Debate Over Militarization Of Local Police Stirs In The Wake Of Ferguson Unrest
Violent protests in Ferguson, Missouri are fueling a debate over whether the military should hand down equipment - like armored vehicles - to local law enforcement.
In September 2009, there was chaos on 4th Street after a man armed with an AK-47 shot two Columbus officers and opened fire on cruisers. Retired SWAT officer Jim Scanlon is convinced the armored vehicle saved officers' lives that day, but he says he understands public perception.
"When you see a bunch of officers walking down the street with an armored vehicle, it looks like, ‘what are you trying to play, Army?’” Scanlon says.
In April 2009, another man armed with an AK-47 attempted to kill a driver and passenger in a police armored vehicle. The windshield stopped the bullets, but three other officers were killed.
In the aftermath of police response to the massive protests in Ferguson, Missouri, the White House says it is reviewing programs that allow local police departments to use military gear from the Pentagon.
Scanlon, who now teaches tactical training to law enforcement officers across the country, argues police use military equipment only as a defense. “A tank is used in the military. It's an offensive tool. It lobs mortars and large shells. When we used armored vehicles, it's strictly to stop bullets.”
Scanlon adds there are powerful weapons on the street can penetrate any bullet proof vest and says while ballistic helmets may make officers look like soldiers, they do save lives. For example, in 1995, a Columbus SWAT officer was shot in the head, but his helmet stopped the bullet.
Ohio State University came under criticism last year when it acquired an M-RAP (Mine-Resistant Ambush Protected vehicle) along with agencies in five central Ohio counties including Delaware, Fairfield, Licking, and Pickaway.
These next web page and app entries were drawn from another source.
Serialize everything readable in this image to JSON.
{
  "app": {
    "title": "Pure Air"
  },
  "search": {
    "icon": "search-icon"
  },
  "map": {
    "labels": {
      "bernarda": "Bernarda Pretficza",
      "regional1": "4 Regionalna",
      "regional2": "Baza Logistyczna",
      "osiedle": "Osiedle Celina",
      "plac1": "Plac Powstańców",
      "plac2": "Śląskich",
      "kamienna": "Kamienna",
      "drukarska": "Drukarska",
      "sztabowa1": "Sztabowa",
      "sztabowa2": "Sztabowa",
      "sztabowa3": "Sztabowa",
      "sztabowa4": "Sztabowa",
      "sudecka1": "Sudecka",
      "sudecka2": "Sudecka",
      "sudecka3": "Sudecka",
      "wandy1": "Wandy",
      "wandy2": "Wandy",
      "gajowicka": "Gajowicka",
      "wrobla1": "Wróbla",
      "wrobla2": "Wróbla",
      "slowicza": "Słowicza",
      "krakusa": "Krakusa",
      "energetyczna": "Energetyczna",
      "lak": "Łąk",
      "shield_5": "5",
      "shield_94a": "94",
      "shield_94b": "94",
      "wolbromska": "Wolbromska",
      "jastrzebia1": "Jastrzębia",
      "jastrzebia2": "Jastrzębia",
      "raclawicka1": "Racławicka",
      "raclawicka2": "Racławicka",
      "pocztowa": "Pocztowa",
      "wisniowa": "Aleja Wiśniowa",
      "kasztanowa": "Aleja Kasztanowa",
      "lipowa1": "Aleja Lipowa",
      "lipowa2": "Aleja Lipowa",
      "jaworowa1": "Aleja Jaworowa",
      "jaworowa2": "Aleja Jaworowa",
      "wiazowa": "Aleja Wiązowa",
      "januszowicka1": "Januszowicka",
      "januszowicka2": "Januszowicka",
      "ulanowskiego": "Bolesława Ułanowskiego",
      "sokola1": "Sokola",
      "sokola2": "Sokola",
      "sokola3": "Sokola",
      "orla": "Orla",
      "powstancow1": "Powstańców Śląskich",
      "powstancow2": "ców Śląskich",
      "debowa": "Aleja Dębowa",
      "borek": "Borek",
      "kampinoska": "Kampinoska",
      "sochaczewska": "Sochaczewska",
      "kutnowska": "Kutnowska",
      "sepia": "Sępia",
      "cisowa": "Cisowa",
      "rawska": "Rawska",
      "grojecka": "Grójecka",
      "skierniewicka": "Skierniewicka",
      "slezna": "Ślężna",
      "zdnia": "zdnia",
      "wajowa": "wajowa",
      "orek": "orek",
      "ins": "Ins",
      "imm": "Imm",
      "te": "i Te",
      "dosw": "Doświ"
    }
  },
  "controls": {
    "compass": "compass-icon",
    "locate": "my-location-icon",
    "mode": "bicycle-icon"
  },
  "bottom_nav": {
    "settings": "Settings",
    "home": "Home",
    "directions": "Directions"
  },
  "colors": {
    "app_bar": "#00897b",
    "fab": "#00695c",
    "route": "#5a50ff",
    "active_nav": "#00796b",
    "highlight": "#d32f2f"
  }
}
However, Scanlon argues in an age when law enforcement is tasked with hostage barricades, active shooters, and homeland security, the militarization of law enforcement is as necessary as it is unpopular.